The larger the laryngeal cancer is and the more it has spread, the worse the prognosis. If the tumor also has invaded muscle, bone, or cartilage, cure is less likely. About 85 to 95% of people with small vocal cord cancers that have not spread anywhere (metastasized) survive for 5 years, compared with fewer than 50% of those who have laryngeal cancers that have spread to the local lymph nodes. For people who have cancers that have spread beyond the local lymph nodes, the chance of surviving longer than 5 years is about 35%.
Treatment of laryngeal cancer depends on the stage and the precise location of the cancer.
For early stage cancer, doctors may use either surgery or radiation therapy. When the vocal cords are affected, doctors may prefer radiation therapy over surgery because it may preserve the person's normal voice. However, for very early-stage laryngeal cancers, doctors may prefer laser microsurgery over radiation therapy, because it can be as effective and, unlike radiation, can be completed in a single treatment. Laser microsurgery uses a high-energy beam of light (a laser beam) as a precision cutting tool. Unlike traditional surgery using a scalpel that can affect the person's voice, laser surgery does not usually harm the person's voice. For larger laryngeal tumors, using a laryngoscope to remove the tumor has gained in popularity and is a viable alternative to radiation. This method reduces swallowing and speech problems compared to surgery done through a neck incision.

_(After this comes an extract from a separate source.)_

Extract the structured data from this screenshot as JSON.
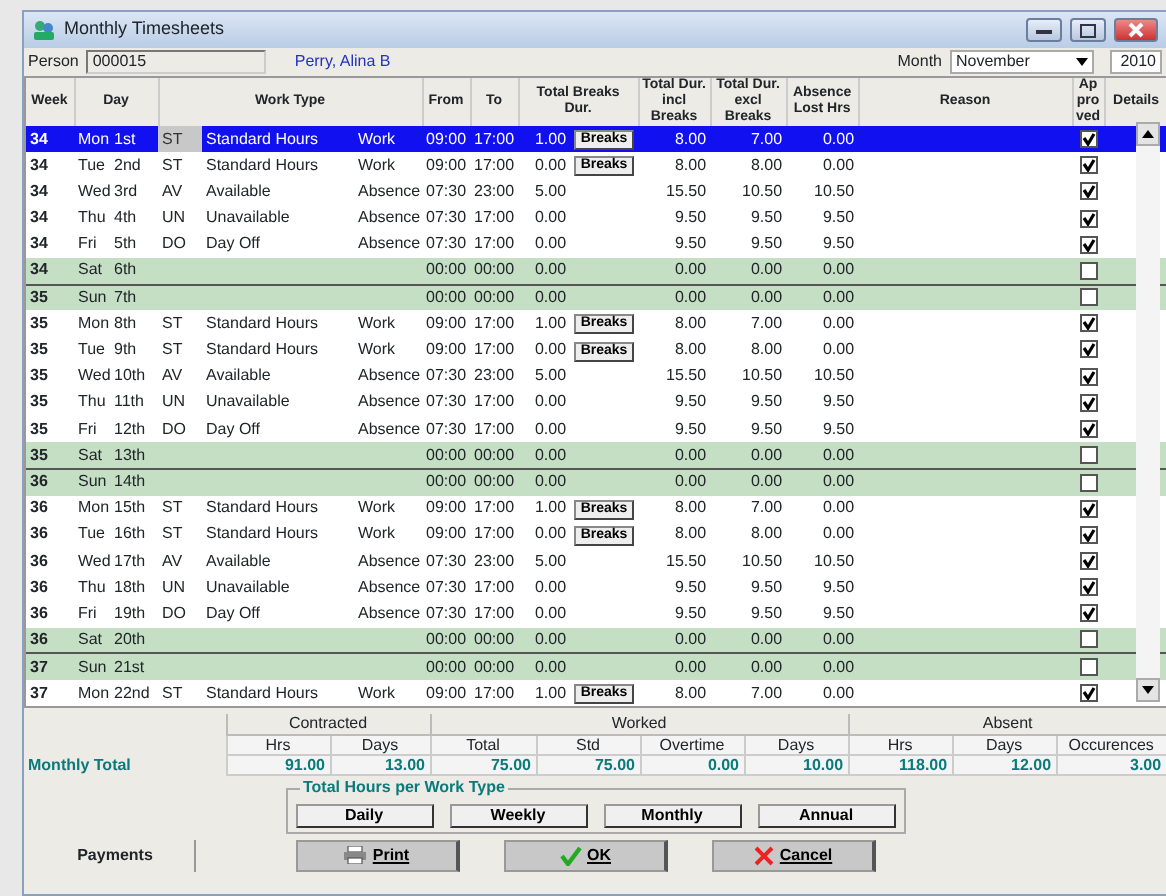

If the cancer has spread to the bone or cartilage, doctors usually prefer using combination therapy. One combination consists of surgery to remove part or all of the larynx and vocal cords, called a partial or total laryngectomy, followed by radiation therapy. If the cancer has only spread into the bone or cartilage slightly, doctors may use radiation therapy with chemotherapy instead of surgery, which can be as effective while having less of an impact on the person's voice. However, surgery still may be required to remove any cancer that remains after the combined radiation therapy and chemotherapy. If the cancer is too advanced for surgery or radiation therapy, chemotherapy can help reduce the pain and the size of the tumor but is unlikely to provide a cure.
Surgical or nonsurgical treatment almost always has significant side effects. Radiation may cause skin changes (such as inflammation, itching, and loss of hair), scarring, loss of taste, dry mouth, and, occasionally, destruction of normal tissues. People whose teeth will be exposed to the radiation treatments must have dental problems corrected and any unhealthy teeth removed prior to radiation treatment, because radiation makes any subsequent dental work more likely to fail and severe infections of the jawbone may occur. Chemotherapy typically causes a variety of side effects, depending on the drug used. These side effects may include nausea, vomiting, hearing loss, and infections. Treatment often affects swallowing and speaking. In such cases, rehabilitation is necessary. A number of methods have been developed that allow people without vocal cords to speak (see Speech Without Vocal Cords), often with good results. Depending on the specific tissue removed, reconstructive surgery may be done.